We must use formation at all levels of the system.
For a system to be truly person-centred, we need the following things to be implemented:
- First, re-focus the system from a provider-centric system to one that is truly person-centred.
- Second, implement an electronic health record that follows the person in place of one that is sector specific.
- Third, collect meaningful encounter data that is inclusive of a variety of health professionals.
If we were to do these three things, we would have the information we require to be able to make sound decisions about health services delivery and contributions to outcomes for the person, the provider and the system.
Right now, these data are not routinely collected and are extremely labour-intensive to access and analyze.
For example, recent reporting on the incidence and prevalence of pressure ulcers in Nova Scotia health-care facilities over the past two years left us without much to say about why this is happening and what to do about it.
These are serious problems that involve nursing care and the contributions of other health professionals, such as nutrition, physiotherapy and occupational therapy.
They are expensive to treat and costly to patients in terms of pain, self-concept and ability to function. At their most serious, they can lead to severe infection and death.

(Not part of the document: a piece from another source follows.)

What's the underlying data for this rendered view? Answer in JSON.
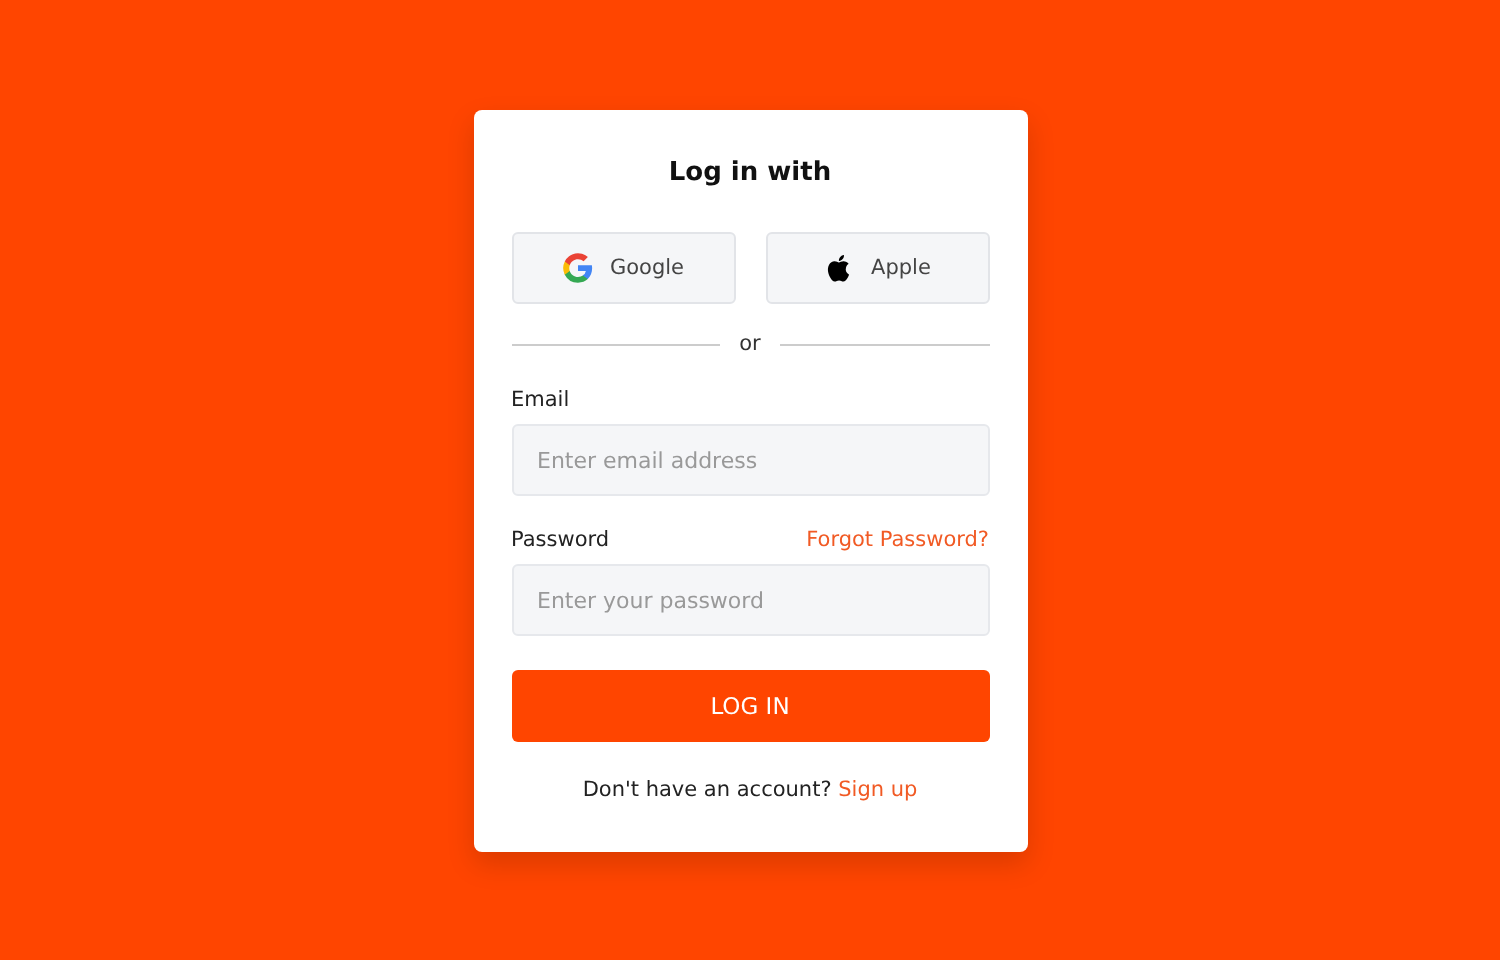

Two years of data in isolation do not allow us to analyze trends. It may be that people are reporting more, or that the problem is worse. It may be that we have sicker, more fragile patients who are at higher risk. It may be that persons at risk are spending more time on a hard stretcher in the ER because of admission waiting times.

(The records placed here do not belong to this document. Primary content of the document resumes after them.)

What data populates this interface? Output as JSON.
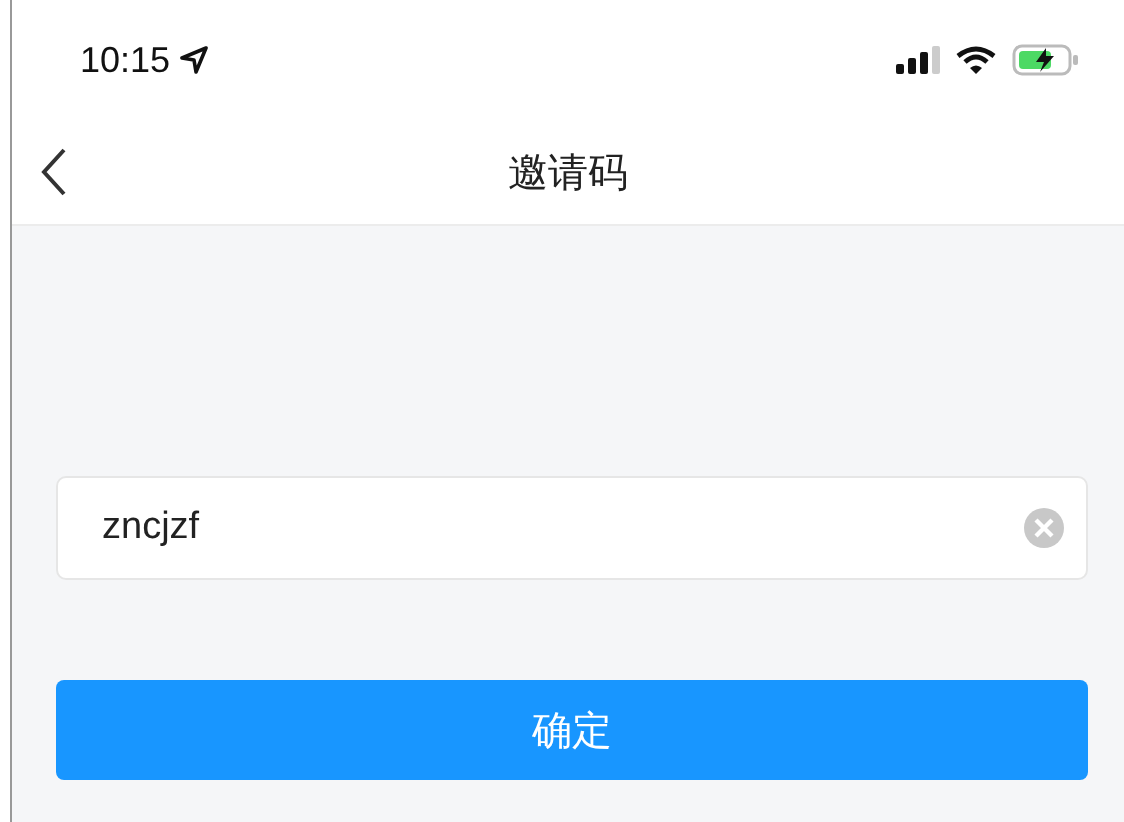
{
  "status_bar": {
    "time": "10:15"
  },
  "nav_bar": {
    "title": "邀请码"
  },
  "invite_field": {
    "value": "zncjzf"
  },
  "buttons": [
    {
      "label": "确定"
    }
  ]
}
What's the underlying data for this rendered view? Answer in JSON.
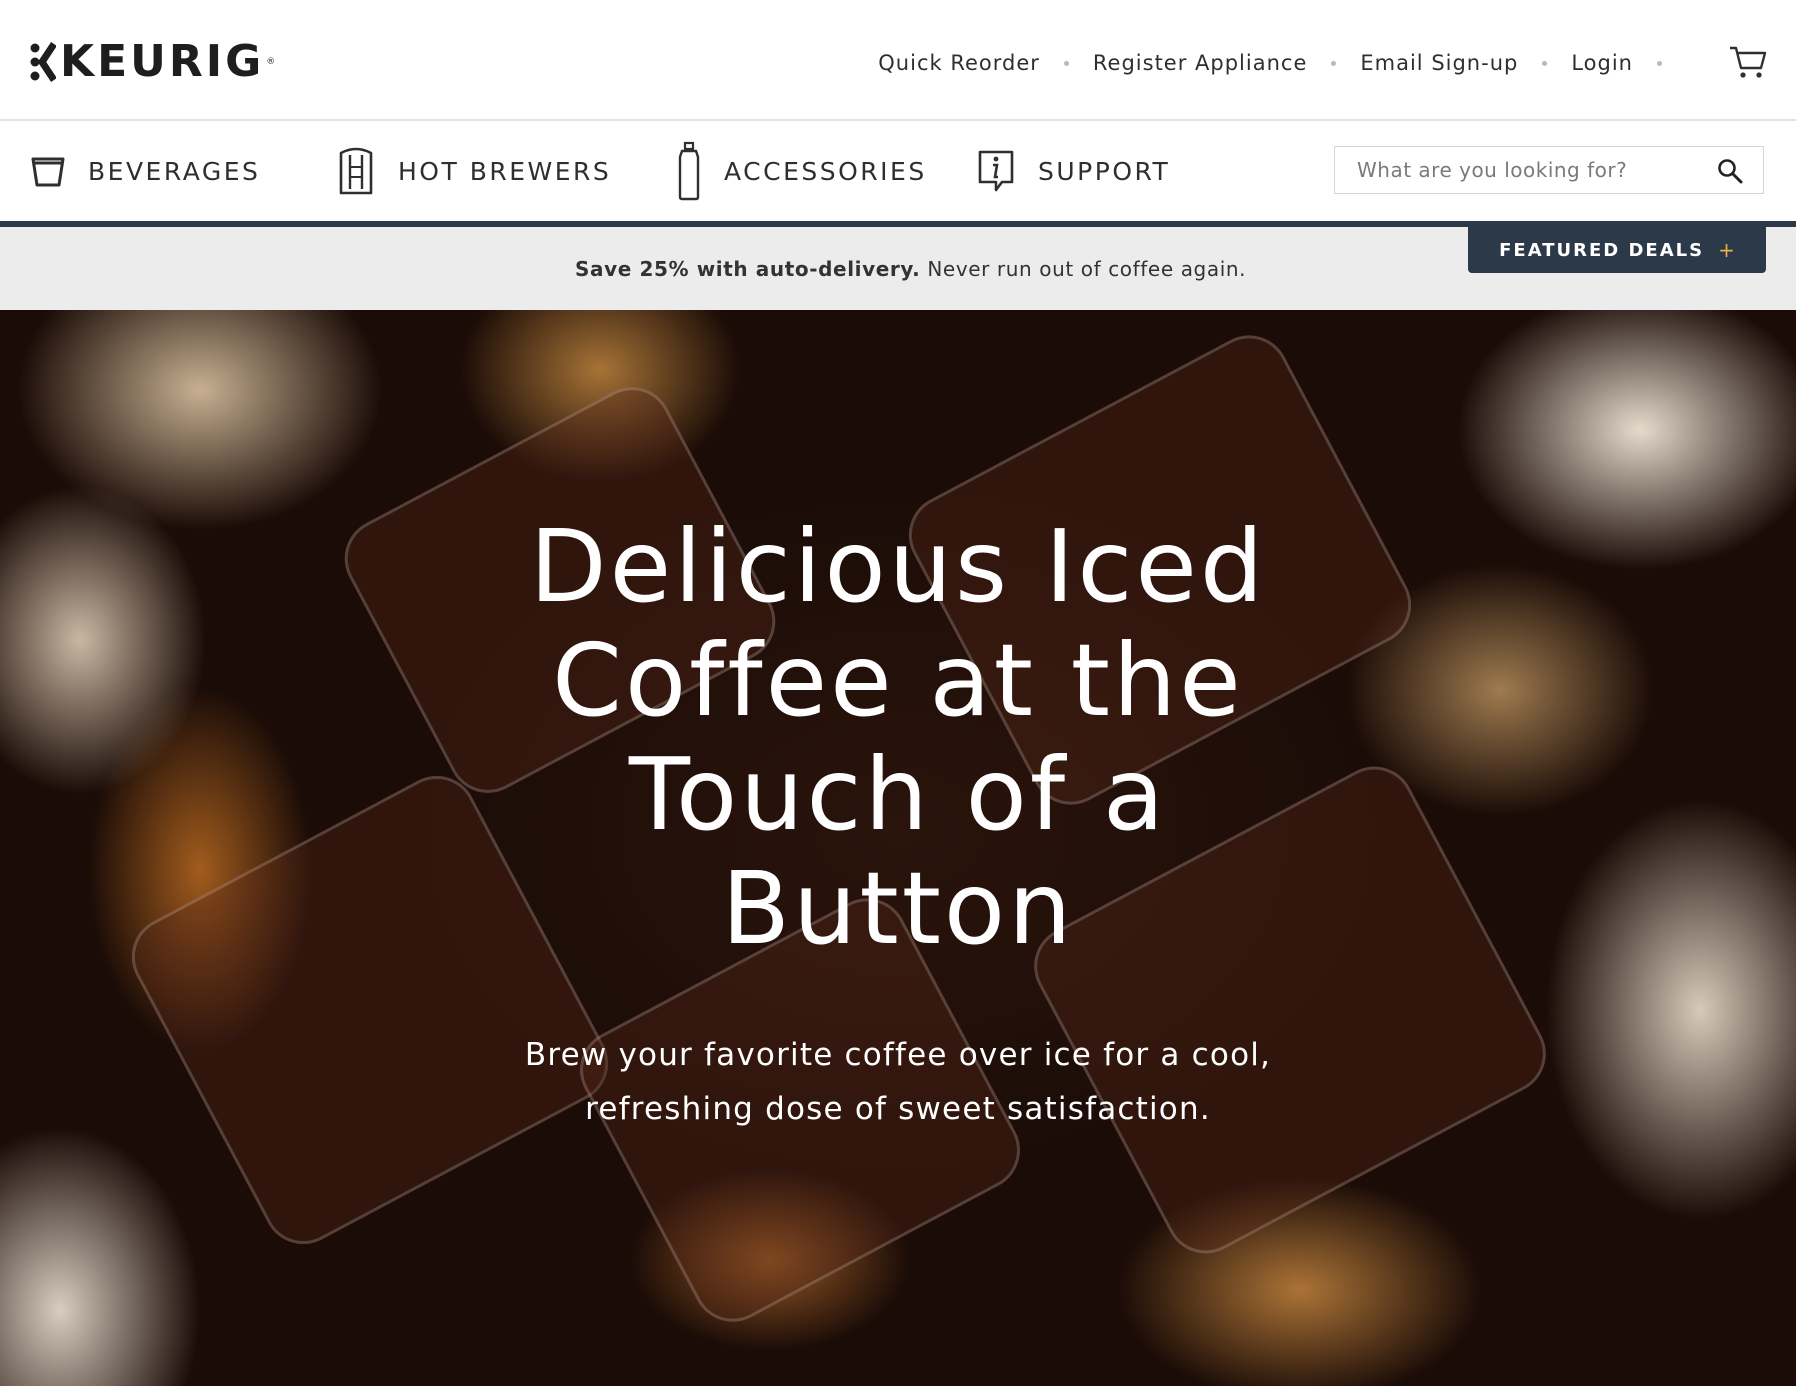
{
  "brand": {
    "name": "KEURIG",
    "registered_mark": "®"
  },
  "utility_nav": {
    "links": [
      {
        "label": "Quick Reorder"
      },
      {
        "label": "Register Appliance"
      },
      {
        "label": "Email Sign-up"
      },
      {
        "label": "Login"
      }
    ],
    "cart_icon": "shopping-cart-icon"
  },
  "main_nav": {
    "items": [
      {
        "label": "BEVERAGES",
        "icon": "cup-icon"
      },
      {
        "label": "HOT BREWERS",
        "icon": "brewer-icon"
      },
      {
        "label": "ACCESSORIES",
        "icon": "bottle-icon"
      },
      {
        "label": "SUPPORT",
        "icon": "info-bubble-icon"
      }
    ],
    "search": {
      "placeholder": "What are you looking for?",
      "value": "",
      "icon": "search-icon"
    },
    "accent_color": "#2c3949"
  },
  "promo": {
    "strong_text": "Save 25% with auto-delivery.",
    "text": " Never run out of coffee again.",
    "deals_label": "FEATURED DEALS",
    "deals_symbol": "+",
    "deals_bg": "#2c3949",
    "deals_accent": "#e8b04a"
  },
  "hero": {
    "title": "Delicious Iced Coffee at the Touch of a Button",
    "subtitle": "Brew your favorite coffee over ice for a cool, refreshing dose of sweet satisfaction."
  }
}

Without this information, it is hard to formulate a strategy.
Currently, we regularly collect data on hours of nursing care and costs of nursing services. We do not systematically collect data on nursing care processes or related outcomes — even though there has been at least two decades of national and international work on a nursing minimum data set and specially funded projects to illustrate the value of systematically collecting and analyzing these data.
So we know how much nurses cost, but we do not know what they are actually doing and how this contributes to patient outcomes.
It is the same for all health professionals in the system, except for physicians. That is why we have an electronic medical record in place of an electronic health record. It is based on physician reimbursement for medical services.
Prescription data is held separately and is not linked to the health problem the medication was prescribed for or the outcome of taking the medication.
Further, we cannot currently transmit a patient record across health sectors — from home to the emergency room; from the hospital to long term care or home care — or to the family practice for follow up.
Each time we encounter a patient, it is like starting from point zero. If we all did our banking like this, we would be in a state of complete financial chaos.
So we do need to engage health-care consumers in addressing this fundamental problem in our health-care system and we need governments to pay attention.
It does not matter which vendor is providing the software for the electronic health record, but every vendor must be required to provide software that collects meaningful, person-centred data that allows us to access and analyze data and information that will support policymakers and clinicians to make sound decisions.
Right now, we do not have the full picture or the ability to link information without additional resources.
The focus should be to collect data once and then use it to answer many different questions.
A true reflection of health system and provider performance will only be revealed by capturing health outcomes at the individual level.
Most current measures are merely a reflection of volumes and rate, not value.
When we have this in place, we will all benefit.
Kathleen MacMillan, PhD, RN, is the director of the School of Nursing at Dalhousie University.
CARP NS supports her suggestions to improve health care in NS.